A British Jewish school failed government inspections for lacking “tolerance.”
The Beis Yaakov secondary school for girls in Salford near Manchester received an “inadequate” in snap inspections conducted by educational officials from the Office for Standards in Education, Children’s Services and Skills, according to a report Wednesday in The Guardian, which said the school had enjoyed a “good” ranking before the inspection.
Two additional Jewish schools had their rating lowered following inspections conducted last month in the wake of what British media are calling “Operation Trojan Horse.” The inspections of all religious schools come in response to allegations that Muslim lay leaders are imposing discriminatory and extremist practices in their administration of publicly funded schools.
Michael Wilshaw, chief of the standards office, or Ofsted, said in June that a “culture of fear and intimidation has taken grip” of some schools in the Birmingham areas, which Ofsted began probing amid complaints that hardline Muslims were imposing their beliefs on students and teachers.
Some of the schools and parents have said that the complaints are overblown and amount to fear mongering, but Ofsted began carried out surprise inspections in 21 schools, including some Jewish ones.
In a report on the Beis Yaakov school, Ofsted inspectors wrote, “The school does not promote adequately students’ awareness and tolerance of communities which are different to their own. As a result, the school does not prepare students adequately for life in modern Britain.”
The management of Beis Yaakov made a formal complaint to Ofsted over the conduct of the inspection, with pupils at the all-girls school reported to have felt bullied by inspectors’ questions about homosexuality and whether pupils had friends from other faiths, The Guardian reported.

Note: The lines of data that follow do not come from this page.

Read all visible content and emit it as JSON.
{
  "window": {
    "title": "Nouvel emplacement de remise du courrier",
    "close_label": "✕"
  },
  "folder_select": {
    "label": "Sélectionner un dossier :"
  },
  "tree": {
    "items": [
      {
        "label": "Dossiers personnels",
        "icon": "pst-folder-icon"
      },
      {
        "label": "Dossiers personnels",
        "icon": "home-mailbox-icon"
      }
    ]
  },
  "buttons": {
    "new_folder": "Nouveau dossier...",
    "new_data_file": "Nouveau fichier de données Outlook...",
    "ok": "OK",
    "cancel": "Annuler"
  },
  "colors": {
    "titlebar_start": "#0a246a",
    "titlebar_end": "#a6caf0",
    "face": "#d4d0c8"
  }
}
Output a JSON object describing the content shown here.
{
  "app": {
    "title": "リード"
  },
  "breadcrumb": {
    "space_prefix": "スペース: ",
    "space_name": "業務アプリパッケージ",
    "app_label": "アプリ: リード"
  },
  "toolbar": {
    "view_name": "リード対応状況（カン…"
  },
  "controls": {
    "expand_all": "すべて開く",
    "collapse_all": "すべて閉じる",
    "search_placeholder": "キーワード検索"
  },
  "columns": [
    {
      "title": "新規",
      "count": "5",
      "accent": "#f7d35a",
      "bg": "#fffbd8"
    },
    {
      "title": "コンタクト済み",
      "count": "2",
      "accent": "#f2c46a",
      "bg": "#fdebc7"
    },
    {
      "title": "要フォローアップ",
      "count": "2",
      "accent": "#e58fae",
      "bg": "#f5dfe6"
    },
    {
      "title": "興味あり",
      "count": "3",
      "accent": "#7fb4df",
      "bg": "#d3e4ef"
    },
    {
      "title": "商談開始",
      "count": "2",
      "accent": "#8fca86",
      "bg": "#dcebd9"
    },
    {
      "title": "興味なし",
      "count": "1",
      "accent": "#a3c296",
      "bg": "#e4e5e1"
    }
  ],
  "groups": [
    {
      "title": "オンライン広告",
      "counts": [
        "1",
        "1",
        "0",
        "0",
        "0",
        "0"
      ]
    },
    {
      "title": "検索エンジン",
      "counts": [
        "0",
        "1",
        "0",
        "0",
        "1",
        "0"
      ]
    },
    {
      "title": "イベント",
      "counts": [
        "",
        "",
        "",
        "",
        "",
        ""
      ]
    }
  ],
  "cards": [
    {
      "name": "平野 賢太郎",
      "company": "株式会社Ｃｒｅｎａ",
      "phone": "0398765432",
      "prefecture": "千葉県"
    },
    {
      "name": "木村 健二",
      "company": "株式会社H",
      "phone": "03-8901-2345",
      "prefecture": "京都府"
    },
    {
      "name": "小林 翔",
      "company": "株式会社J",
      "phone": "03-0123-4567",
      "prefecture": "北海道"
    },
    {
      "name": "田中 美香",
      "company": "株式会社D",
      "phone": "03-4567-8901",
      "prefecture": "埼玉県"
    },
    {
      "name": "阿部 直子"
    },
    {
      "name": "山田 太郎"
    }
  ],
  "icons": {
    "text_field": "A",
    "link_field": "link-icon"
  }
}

A recent Ofsted inspection led to the downgrading of the London Jewish secondary school JFS from “outstanding” to “requires improvement” this year — despite a 99.9 percent pass rate in exams for Britain’s General Certificate of Secondary Education, or GCSE, test for high school students.
The national pass rate for 2014 was 73.1 percent for girls and 64.3 percent for boys.